Description of the task:
Of the lines below, count those containing the word "Start". Reply with the number alone.

━━ Records for the exercise

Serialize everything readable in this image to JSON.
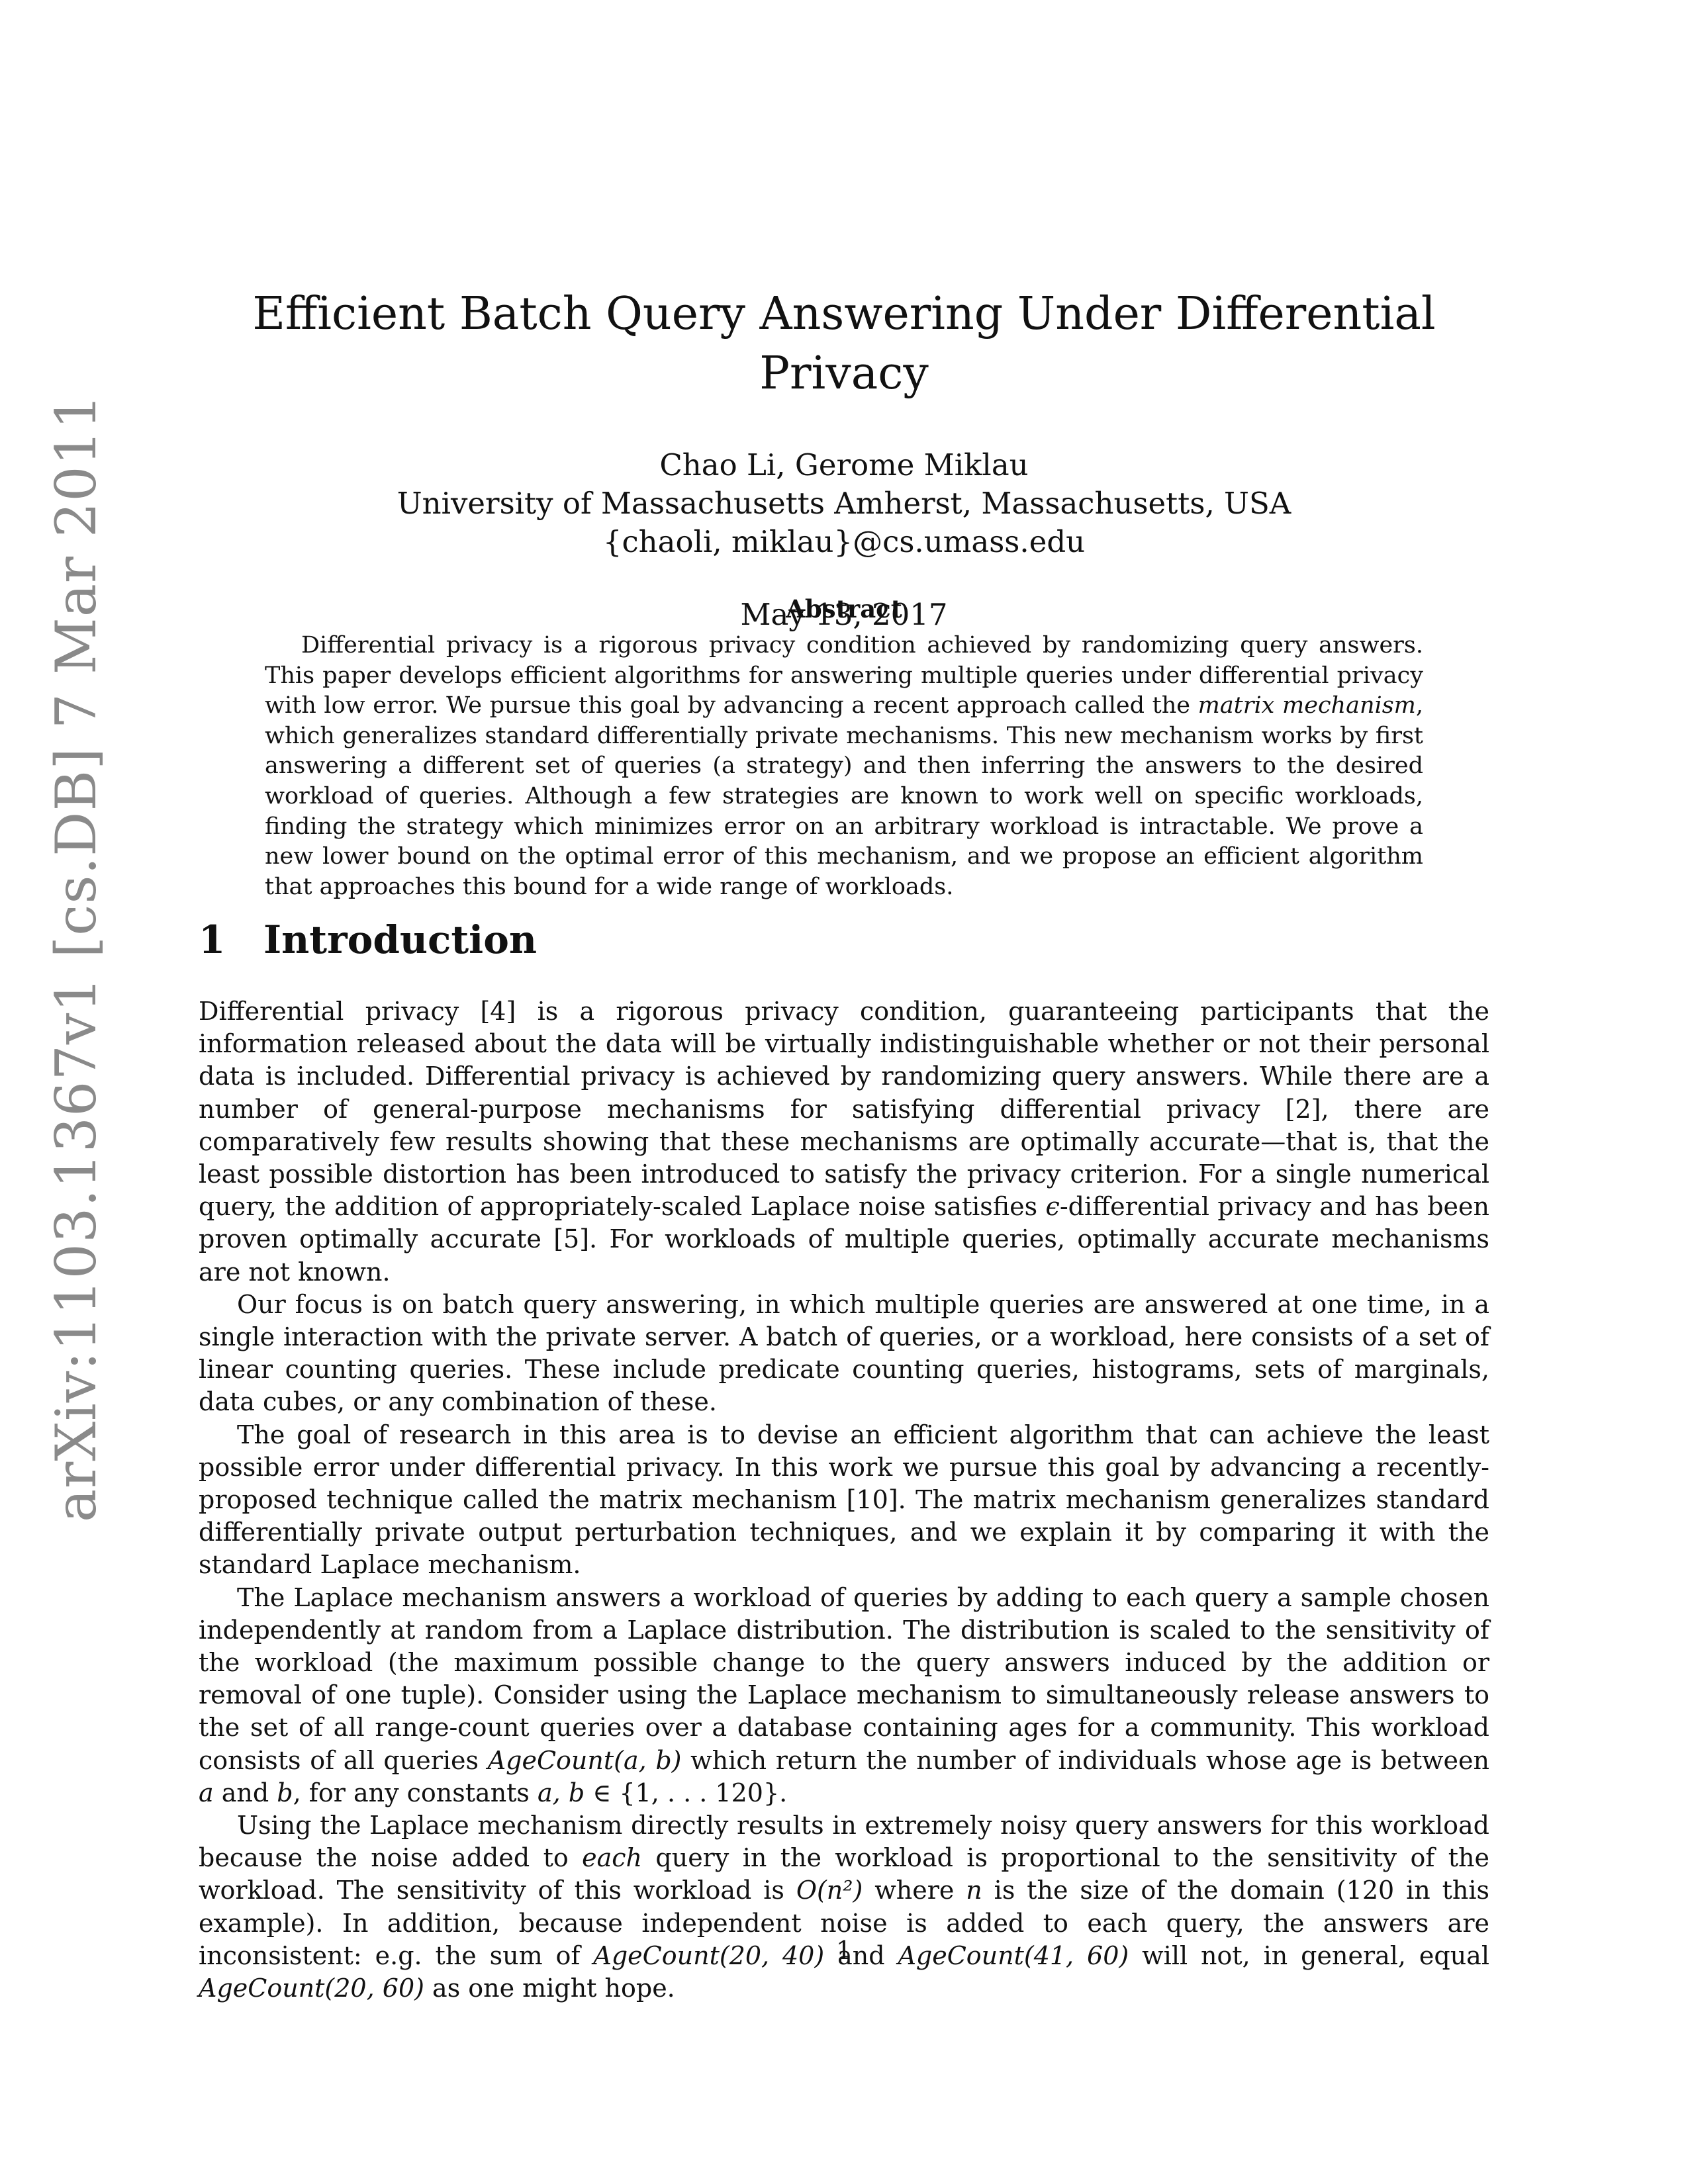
{
  "arxiv_id": "arXiv:1103.1367v1  [cs.DB]  7 Mar 2011",
  "title": "Efficient Batch Query Answering Under Differential Privacy",
  "authors": {
    "names": "Chao Li, Gerome Miklau",
    "affiliation": "University of Massachusetts Amherst, Massachusetts, USA",
    "email": "{chaoli, miklau}@cs.umass.edu"
  },
  "date": "May 13, 2017",
  "abstract": {
    "heading": "Abstract",
    "text_1": "Differential privacy is a rigorous privacy condition achieved by randomizing query answers. This paper develops efficient algorithms for answering multiple queries under differential privacy with low error. We pursue this goal by advancing a recent approach called the ",
    "emphasis": "matrix mechanism",
    "text_2": ", which generalizes standard differentially private mechanisms. This new mechanism works by first answering a different set of queries (a strategy) and then inferring the answers to the desired workload of queries. Although a few strategies are known to work well on specific workloads, finding the strategy which minimizes error on an arbitrary workload is intractable. We prove a new lower bound on the optimal error of this mechanism, and we propose an efficient algorithm that approaches this bound for a wide range of workloads."
  },
  "section": {
    "number": "1",
    "title": "Introduction",
    "p1": {
      "a": "Differential privacy [4] is a rigorous privacy condition, guaranteeing participants that the information released about the data will be virtually indistinguishable whether or not their personal data is included. Differential privacy is achieved by randomizing query answers. While there are a number of general-purpose mechanisms for satisfying differential privacy [2], there are comparatively few results showing that these mechanisms are optimally accurate—that is, that the least possible distortion has been introduced to satisfy the privacy criterion. For a single numerical query, the addition of appropriately-scaled Laplace noise satisfies ",
      "eps": "ϵ",
      "b": "-differential privacy and has been proven optimally accurate [5]. For workloads of multiple queries, optimally accurate mechanisms are not known."
    },
    "p2": "Our focus is on batch query answering, in which multiple queries are answered at one time, in a single interaction with the private server. A batch of queries, or a workload, here consists of a set of linear counting queries. These include predicate counting queries, histograms, sets of marginals, data cubes, or any combination of these.",
    "p3": "The goal of research in this area is to devise an efficient algorithm that can achieve the least possible error under differential privacy. In this work we pursue this goal by advancing a recently-proposed technique called the matrix mechanism [10]. The matrix mechanism generalizes standard differentially private output perturbation techniques, and we explain it by comparing it with the standard Laplace mechanism.",
    "p4": {
      "a": "The Laplace mechanism answers a workload of queries by adding to each query a sample chosen independently at random from a Laplace distribution. The distribution is scaled to the sensitivity of the workload (the maximum possible change to the query answers induced by the addition or removal of one tuple). Consider using the Laplace mechanism to simultaneously release answers to the set of all range-count queries over a database containing ages for a community. This workload consists of all queries ",
      "agecount_ab": "AgeCount(a, b)",
      "b": " which return the number of individuals whose age is between ",
      "var_a": "a",
      "c": " and ",
      "var_b": "b",
      "d": ", for any constants ",
      "var_ab": "a, b",
      "e": " ∈ {1, . . . 120}."
    },
    "p5": {
      "a": "Using the Laplace mechanism directly results in extremely noisy query answers for this workload because the noise added to ",
      "each": "each",
      "b": " query in the workload is proportional to the sensitivity of the workload. The sensitivity of this workload is ",
      "big_o": "O(n²)",
      "c": " where ",
      "var_n": "n",
      "d": " is the size of the domain (120 in this example). In addition, because independent noise is added to each query, the answers are inconsistent: e.g. the sum of ",
      "q1": "AgeCount(20, 40)",
      "e": " and ",
      "q2": "AgeCount(41, 60)",
      "f": " will not, in general, equal ",
      "q3": "AgeCount(20, 60)",
      "g": " as one might hope."
    }
  },
  "page_number": "1"
}
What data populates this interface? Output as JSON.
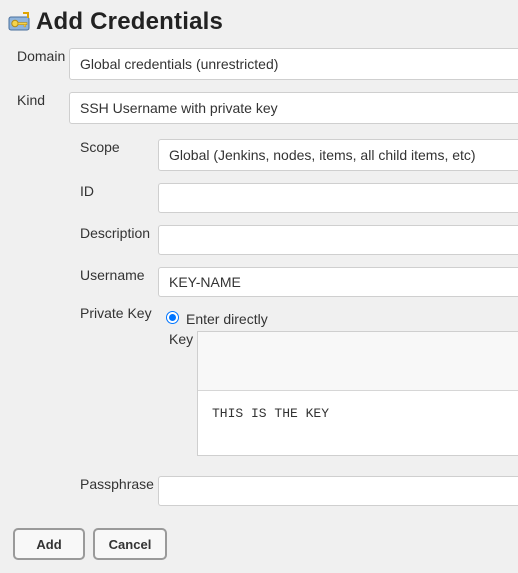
{
  "header": {
    "title": "Add Credentials",
    "icon": "key-icon"
  },
  "form": {
    "domain": {
      "label": "Domain",
      "value": "Global credentials (unrestricted)"
    },
    "kind": {
      "label": "Kind",
      "value": "SSH Username with private key"
    },
    "scope": {
      "label": "Scope",
      "value": "Global (Jenkins, nodes, items, all child items, etc)"
    },
    "id": {
      "label": "ID",
      "value": ""
    },
    "description": {
      "label": "Description",
      "value": ""
    },
    "username": {
      "label": "Username",
      "value": "KEY-NAME"
    },
    "private_key": {
      "label": "Private Key",
      "option_label": "Enter directly",
      "key_label": "Key",
      "key_value": "THIS IS THE KEY"
    },
    "passphrase": {
      "label": "Passphrase",
      "value": ""
    }
  },
  "buttons": {
    "add_label": "Add",
    "cancel_label": "Cancel"
  },
  "colors": {
    "background": "#f0f0f0",
    "radio_accent": "#0075ff"
  }
}
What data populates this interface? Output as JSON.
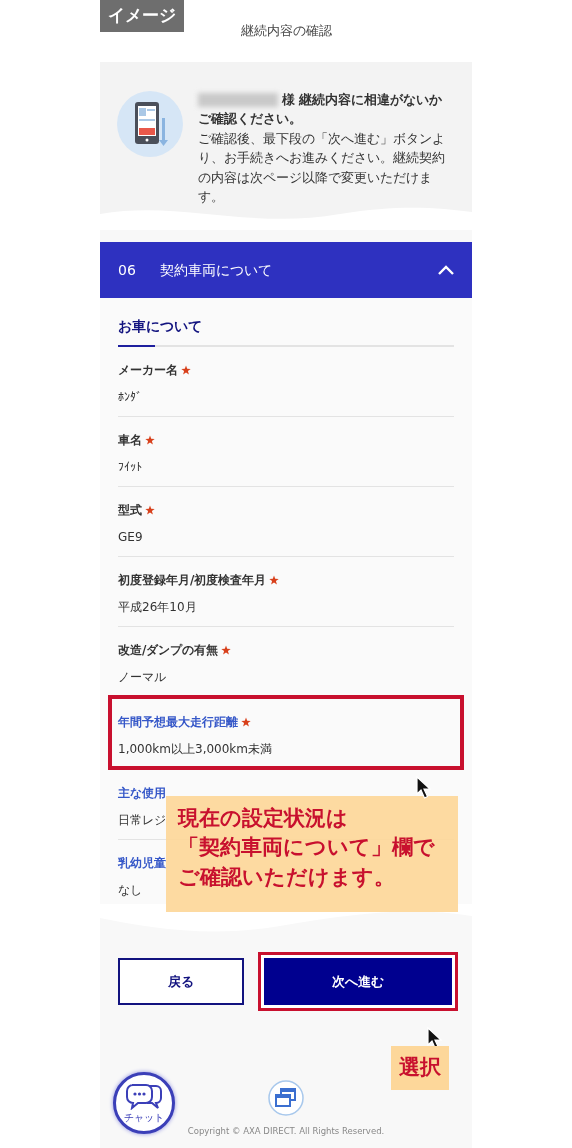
{
  "badge": "イメージ",
  "header": {
    "title": "継続内容の確認"
  },
  "notice": {
    "heading": [
      "様 継続内容に相違がないか",
      "ご確認ください。"
    ],
    "body": "ご確認後、最下段の「次へ進む」ボタンより、お手続きへお進みください。継続契約の内容は次ページ以降で変更いただけます。"
  },
  "section": {
    "number": "06",
    "title": "契約車両について",
    "expanded": true
  },
  "subsection": "お車について",
  "fields": [
    {
      "label": "メーカー名",
      "required": true,
      "value": "ﾎﾝﾀﾞ",
      "accent": false,
      "framed": false
    },
    {
      "label": "車名",
      "required": true,
      "value": "ﾌｲｯﾄ",
      "accent": false,
      "framed": false
    },
    {
      "label": "型式",
      "required": true,
      "value": "GE9",
      "accent": false,
      "framed": false
    },
    {
      "label": "初度登録年月/初度検査年月",
      "required": true,
      "value": "平成26年10月",
      "accent": false,
      "framed": false
    },
    {
      "label": "改造/ダンプの有無",
      "required": true,
      "value": "ノーマル",
      "accent": false,
      "framed": false
    },
    {
      "label": "年間予想最大走行距離",
      "required": true,
      "value": "1,000km以上3,000km未満",
      "accent": true,
      "framed": true
    },
    {
      "label": "主な使用",
      "required": false,
      "value": "日常レジ",
      "accent": true,
      "framed": false
    },
    {
      "label": "乳幼児童",
      "required": false,
      "value": "なし",
      "accent": true,
      "framed": false
    }
  ],
  "callout": {
    "lines": [
      "現在の設定状況は",
      "「契約車両について」欄で",
      "ご確認いただけます。"
    ]
  },
  "buttons": [
    {
      "label": "戻る",
      "kind": "secondary",
      "framed": false
    },
    {
      "label": "次へ進む",
      "kind": "primary",
      "framed": true
    }
  ],
  "select_label": "選択",
  "chat": {
    "label": "チャット"
  },
  "copyright": "Copyright © AXA DIRECT. All Rights Reserved."
}
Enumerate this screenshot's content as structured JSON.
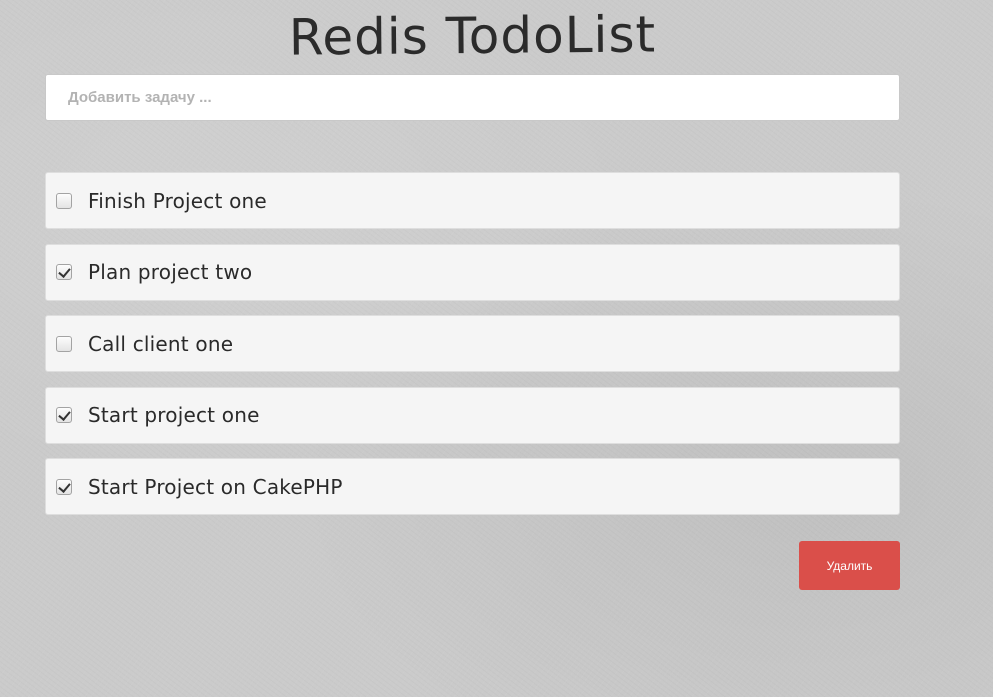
{
  "app": {
    "title": "Redis TodoList"
  },
  "new_task": {
    "placeholder": "Добавить задачу ...",
    "value": ""
  },
  "todos": [
    {
      "text": "Finish Project one",
      "checked": false
    },
    {
      "text": "Plan project two",
      "checked": true
    },
    {
      "text": "Call client one",
      "checked": false
    },
    {
      "text": "Start project one",
      "checked": true
    },
    {
      "text": "Start Project on CakePHP",
      "checked": true
    }
  ],
  "actions": {
    "delete_label": "Удалить"
  },
  "colors": {
    "background": "#cbcbcb",
    "item_background": "#f5f5f5",
    "delete_button": "#da4f4a"
  }
}
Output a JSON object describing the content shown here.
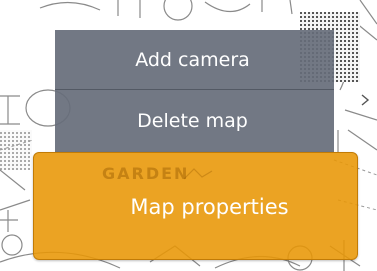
{
  "context_menu": {
    "items": [
      {
        "label": "Add camera",
        "state": "normal"
      },
      {
        "label": "Delete map",
        "state": "normal"
      },
      {
        "label": "Map properties",
        "state": "highlighted"
      }
    ],
    "colors": {
      "item_background": "#666c7a",
      "highlight_background": "#e89605",
      "text": "#ffffff"
    }
  },
  "map": {
    "area_label": "GARDEN"
  }
}
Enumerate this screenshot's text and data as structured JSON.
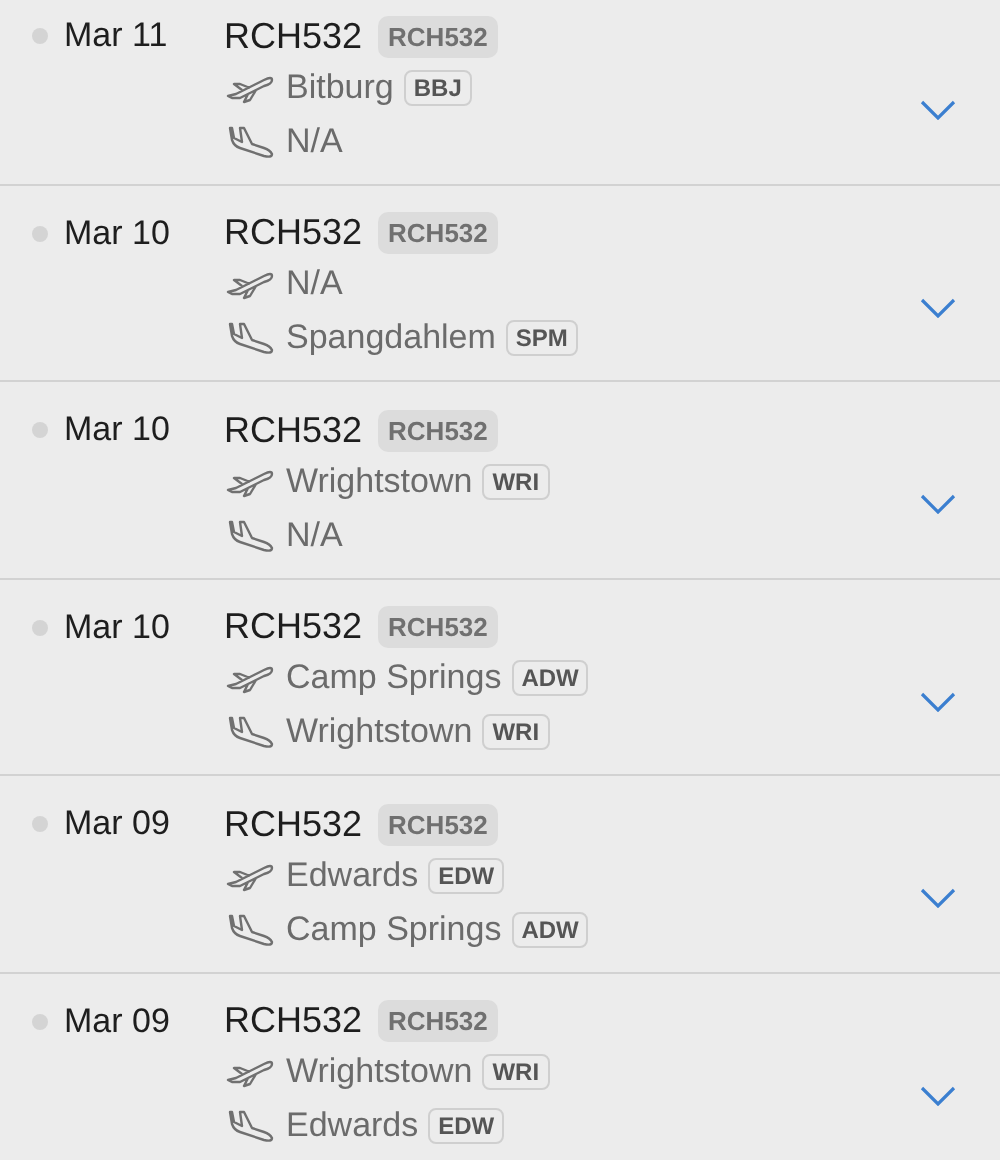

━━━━

Written response:
2